New Delhi: Does a husband enjoy immunity from prosecution for the offence of rape if he forces his wife, who is not a minor, to have sex? A three-judge bench of the Supreme Court will examine this after constitution benches conclude hearing some listed pleas, said Chief Justice D Y Chandrachud when senior lawyer Indira Jaising mentioned the matter for urgent listing.
The constitutional validity of an exception clause of Section 375 (rape) of the Indian Penal Code (IPC) is under challenge as it exempts a husband from being prosecuted for rape for having non-consensual sexual intercourse with the spouse if she happens to be an adult.
“We have to resolve the matters concerning marital rape,” said the bench, which also comprised justices P S Narasimha and Manoj Misra.
“My case deals with the child sexual abuse,” Jaising said told the court.
The CJI said these matters are to be heard by a three-judge bench and will be listed for hearing after the five-judge constitution benches conclude hearing some listed cases.
A five-judge constitution bench headed by the CJI is currently hearing petitions related to regimes on grant of driving licence for different kind of vehicles under the Motor Vehicle Act.
The petitions on abrogation of Article 370 of the Constitution, which had provided special status to the erstwhile Jammu and Kashmir state, are also scheduled for hearing.
The top court had on January 16 sought the Centre's response to the petitions pertaining to criminalisation of marital rape and the IPC provision which provides protection to a husband against prosecution for forcible sexual intercourse if the wife is an adult.
The Centre, represented by Solicitor General Tushar Mehta, had said the issue has legal as well as social implications, and the government would like to file its response to the petitions.
One of pleas has been filed in relation to the Delhi High Court's split verdict of May 11, 2022 on the issue.
This appeal has been filed by a woman, one of the petitioners before the Delhi High Court.
While delivering a split judgement, HC judges Justice Rajiv Shakdher and Justice C Hari Shankar had concurred on granting the petitioners a certificate of leave to appeal in the Supreme Court as the matter involved substantial questions of law which required a decision by the top court.

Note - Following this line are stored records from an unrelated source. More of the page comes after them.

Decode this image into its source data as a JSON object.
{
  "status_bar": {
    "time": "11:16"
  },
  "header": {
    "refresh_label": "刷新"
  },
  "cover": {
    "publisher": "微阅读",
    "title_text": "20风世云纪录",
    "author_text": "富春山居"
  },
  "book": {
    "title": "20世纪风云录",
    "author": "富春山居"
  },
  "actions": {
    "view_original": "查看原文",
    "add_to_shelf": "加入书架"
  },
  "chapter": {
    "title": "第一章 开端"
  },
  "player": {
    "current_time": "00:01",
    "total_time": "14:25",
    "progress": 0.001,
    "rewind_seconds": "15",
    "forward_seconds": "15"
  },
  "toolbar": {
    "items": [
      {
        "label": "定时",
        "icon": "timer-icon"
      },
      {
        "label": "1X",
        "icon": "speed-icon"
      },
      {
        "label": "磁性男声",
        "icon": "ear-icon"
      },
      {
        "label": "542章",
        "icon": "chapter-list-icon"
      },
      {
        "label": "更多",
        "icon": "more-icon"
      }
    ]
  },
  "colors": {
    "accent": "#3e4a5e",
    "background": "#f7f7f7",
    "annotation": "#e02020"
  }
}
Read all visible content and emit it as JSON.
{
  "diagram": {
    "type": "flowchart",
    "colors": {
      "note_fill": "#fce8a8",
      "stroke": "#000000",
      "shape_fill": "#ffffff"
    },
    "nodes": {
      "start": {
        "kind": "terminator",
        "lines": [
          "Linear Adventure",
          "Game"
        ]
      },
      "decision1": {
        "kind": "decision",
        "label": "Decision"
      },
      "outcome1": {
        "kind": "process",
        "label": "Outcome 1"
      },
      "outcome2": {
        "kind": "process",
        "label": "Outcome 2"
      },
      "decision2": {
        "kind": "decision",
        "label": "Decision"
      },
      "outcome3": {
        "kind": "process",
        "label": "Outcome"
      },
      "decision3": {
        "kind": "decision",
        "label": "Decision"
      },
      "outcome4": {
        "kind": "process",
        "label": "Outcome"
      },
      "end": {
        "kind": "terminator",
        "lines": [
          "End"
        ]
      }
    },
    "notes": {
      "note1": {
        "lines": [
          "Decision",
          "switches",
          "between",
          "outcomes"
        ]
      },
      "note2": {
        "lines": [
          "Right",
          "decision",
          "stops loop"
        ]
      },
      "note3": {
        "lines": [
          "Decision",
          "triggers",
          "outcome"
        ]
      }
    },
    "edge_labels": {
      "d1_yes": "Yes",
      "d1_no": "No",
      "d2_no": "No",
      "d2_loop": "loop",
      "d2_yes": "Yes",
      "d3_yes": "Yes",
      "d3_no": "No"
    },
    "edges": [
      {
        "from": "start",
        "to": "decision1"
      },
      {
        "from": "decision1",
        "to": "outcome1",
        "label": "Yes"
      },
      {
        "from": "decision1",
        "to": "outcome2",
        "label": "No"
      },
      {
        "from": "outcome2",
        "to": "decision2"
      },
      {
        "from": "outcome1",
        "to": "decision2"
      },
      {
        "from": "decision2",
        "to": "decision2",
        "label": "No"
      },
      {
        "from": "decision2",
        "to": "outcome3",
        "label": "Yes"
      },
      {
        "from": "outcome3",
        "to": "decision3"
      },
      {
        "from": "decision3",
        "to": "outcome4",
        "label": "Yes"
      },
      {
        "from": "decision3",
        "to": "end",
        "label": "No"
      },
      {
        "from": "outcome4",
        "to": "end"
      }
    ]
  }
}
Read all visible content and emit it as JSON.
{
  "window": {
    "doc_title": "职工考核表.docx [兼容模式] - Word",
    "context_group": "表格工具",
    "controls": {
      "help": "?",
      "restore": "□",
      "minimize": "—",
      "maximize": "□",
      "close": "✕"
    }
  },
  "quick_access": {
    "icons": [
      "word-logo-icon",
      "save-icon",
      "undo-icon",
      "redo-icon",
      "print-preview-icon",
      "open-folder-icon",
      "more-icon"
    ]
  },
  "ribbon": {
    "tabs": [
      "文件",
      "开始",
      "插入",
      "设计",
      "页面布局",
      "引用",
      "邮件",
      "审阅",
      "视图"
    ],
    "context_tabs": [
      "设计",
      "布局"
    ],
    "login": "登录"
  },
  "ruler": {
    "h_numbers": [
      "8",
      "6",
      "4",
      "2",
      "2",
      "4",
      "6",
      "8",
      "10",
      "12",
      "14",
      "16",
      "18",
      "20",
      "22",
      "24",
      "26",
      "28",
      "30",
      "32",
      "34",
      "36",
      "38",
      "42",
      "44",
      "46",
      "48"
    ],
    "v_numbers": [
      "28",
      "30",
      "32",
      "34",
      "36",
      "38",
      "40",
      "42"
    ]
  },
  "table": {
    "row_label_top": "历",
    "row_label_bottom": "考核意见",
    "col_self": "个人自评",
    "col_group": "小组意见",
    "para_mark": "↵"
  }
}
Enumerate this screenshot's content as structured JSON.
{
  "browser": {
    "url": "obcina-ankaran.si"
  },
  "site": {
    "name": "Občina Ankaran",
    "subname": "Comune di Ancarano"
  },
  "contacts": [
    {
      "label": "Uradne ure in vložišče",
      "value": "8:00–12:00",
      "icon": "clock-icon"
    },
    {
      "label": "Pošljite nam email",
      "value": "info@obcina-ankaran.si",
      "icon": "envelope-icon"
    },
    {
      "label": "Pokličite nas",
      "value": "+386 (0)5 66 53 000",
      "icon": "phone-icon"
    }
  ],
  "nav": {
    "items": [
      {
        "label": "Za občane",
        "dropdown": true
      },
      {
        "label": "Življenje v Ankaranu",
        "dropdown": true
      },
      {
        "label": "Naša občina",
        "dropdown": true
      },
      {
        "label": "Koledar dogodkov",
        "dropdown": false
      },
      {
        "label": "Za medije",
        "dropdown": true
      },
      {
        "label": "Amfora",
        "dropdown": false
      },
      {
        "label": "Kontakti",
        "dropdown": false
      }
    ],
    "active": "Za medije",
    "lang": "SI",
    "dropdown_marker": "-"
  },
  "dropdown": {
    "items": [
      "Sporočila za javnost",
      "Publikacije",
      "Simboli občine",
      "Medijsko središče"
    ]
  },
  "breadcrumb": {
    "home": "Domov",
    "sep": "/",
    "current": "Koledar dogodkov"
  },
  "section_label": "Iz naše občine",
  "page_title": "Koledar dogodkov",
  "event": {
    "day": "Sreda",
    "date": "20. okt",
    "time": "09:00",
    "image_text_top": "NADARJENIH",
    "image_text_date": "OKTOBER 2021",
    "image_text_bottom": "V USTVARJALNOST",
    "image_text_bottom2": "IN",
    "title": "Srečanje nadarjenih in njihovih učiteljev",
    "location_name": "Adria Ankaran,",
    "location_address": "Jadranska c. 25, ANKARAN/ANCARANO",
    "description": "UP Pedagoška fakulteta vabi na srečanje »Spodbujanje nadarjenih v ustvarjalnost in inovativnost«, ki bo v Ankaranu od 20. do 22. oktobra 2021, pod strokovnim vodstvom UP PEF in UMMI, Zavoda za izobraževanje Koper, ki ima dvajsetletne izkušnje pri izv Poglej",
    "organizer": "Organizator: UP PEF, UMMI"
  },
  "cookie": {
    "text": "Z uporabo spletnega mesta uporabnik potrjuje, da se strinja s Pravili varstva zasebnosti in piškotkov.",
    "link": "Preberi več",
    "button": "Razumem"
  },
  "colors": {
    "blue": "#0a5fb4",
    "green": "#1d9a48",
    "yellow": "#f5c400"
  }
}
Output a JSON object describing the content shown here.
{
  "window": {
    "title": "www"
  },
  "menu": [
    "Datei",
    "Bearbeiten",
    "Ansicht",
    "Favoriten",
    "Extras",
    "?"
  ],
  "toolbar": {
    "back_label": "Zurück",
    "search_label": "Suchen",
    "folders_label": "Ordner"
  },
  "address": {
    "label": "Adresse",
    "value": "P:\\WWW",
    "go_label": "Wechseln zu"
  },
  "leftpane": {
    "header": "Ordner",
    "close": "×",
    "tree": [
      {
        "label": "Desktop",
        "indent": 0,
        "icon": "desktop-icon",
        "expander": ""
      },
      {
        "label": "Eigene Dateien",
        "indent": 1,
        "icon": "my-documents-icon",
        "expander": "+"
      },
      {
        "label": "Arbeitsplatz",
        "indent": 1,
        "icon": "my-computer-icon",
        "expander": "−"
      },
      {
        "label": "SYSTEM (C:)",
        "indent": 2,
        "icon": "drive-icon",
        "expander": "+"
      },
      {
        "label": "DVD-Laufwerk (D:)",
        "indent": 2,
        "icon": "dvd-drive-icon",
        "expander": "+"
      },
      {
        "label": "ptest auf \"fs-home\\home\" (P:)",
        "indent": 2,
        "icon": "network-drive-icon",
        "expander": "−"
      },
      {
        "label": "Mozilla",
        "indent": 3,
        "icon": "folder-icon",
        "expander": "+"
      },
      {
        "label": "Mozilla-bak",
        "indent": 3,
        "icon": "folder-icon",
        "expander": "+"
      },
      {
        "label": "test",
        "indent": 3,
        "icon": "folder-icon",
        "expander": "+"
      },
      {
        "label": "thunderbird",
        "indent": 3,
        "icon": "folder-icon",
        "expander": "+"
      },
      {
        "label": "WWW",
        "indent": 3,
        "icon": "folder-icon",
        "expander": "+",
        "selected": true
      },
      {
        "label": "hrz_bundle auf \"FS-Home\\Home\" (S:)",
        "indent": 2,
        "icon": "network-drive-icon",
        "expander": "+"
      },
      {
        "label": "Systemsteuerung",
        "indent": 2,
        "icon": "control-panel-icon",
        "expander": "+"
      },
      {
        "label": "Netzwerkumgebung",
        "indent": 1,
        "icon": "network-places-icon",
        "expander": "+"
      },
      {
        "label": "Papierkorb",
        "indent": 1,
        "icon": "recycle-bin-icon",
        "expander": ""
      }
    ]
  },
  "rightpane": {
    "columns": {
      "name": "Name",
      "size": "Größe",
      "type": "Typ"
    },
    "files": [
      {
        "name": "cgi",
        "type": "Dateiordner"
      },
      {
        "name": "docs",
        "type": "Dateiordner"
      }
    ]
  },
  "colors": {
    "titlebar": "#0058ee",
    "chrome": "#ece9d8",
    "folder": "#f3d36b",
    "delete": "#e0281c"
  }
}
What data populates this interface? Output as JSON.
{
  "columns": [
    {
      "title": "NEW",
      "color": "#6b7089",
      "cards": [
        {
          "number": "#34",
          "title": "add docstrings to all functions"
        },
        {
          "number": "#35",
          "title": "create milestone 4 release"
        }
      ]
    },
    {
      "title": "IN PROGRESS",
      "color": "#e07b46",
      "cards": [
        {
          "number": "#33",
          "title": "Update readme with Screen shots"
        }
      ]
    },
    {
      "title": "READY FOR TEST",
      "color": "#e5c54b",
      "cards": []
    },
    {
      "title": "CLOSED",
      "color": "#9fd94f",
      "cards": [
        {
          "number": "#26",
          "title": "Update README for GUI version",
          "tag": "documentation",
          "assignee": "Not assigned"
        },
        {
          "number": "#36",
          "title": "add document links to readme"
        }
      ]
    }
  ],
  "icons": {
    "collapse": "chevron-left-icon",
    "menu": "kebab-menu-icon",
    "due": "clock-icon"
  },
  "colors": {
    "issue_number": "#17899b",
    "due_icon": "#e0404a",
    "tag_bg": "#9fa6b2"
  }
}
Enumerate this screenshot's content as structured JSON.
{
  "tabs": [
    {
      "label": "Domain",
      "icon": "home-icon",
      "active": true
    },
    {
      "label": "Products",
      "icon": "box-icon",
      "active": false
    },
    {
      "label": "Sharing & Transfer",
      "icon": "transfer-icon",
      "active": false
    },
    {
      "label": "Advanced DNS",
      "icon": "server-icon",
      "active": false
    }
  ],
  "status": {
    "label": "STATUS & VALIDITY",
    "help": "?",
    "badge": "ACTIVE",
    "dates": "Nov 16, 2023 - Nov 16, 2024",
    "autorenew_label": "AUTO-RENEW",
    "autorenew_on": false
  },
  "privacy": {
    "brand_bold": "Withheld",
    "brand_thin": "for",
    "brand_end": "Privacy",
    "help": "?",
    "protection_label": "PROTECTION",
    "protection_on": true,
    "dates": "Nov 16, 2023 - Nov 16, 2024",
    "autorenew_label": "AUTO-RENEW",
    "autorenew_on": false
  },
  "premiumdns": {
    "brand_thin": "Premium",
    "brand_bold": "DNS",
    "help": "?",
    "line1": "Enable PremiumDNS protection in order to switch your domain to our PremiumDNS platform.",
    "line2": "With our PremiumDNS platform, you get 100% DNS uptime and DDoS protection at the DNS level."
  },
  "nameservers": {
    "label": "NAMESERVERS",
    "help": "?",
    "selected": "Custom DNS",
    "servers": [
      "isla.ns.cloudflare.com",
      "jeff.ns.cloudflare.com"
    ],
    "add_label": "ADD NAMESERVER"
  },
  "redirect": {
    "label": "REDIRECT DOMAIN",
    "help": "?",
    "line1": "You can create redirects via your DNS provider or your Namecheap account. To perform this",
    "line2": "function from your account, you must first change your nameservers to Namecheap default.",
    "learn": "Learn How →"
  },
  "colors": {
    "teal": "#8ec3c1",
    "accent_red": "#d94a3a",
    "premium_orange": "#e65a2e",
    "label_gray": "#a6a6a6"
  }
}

While Justice Shakdher, who headed the division bench, favoured striking down the marital rape exception for being "unconstitutional" and said it would be "tragic if a married woman's call for justice is not heard even after 162 years" since the enactment of the IPC, Justice Shankar said the exception under the rape law is not "unconstitutional and was based on an intelligible differentia".
The concept of intelligible differentia distinguishes people or things grouped together from those that are left out.
Another plea has been filed by a man against the Karnataka High Court verdict which paved way for his prosecution for allegedly raping his wife.
The Karnataka High Court had on March 23 last year said exempting a husband from the allegations of rape and unnatural sex with his wife runs against Article 14 (equality before law) of the Constitution.
The set of pleas are PILs filed against the IPC provision and have challenged the constitutionality of the marital rape exception under Section 375 IPC (rape) on the ground that it discriminates against married women who are sexually assaulted by their husbands.
Under the exception given in Section 375 of the IPC, sexual intercourse or sexual acts by a man with his wife, the wife not being minor, is not rape.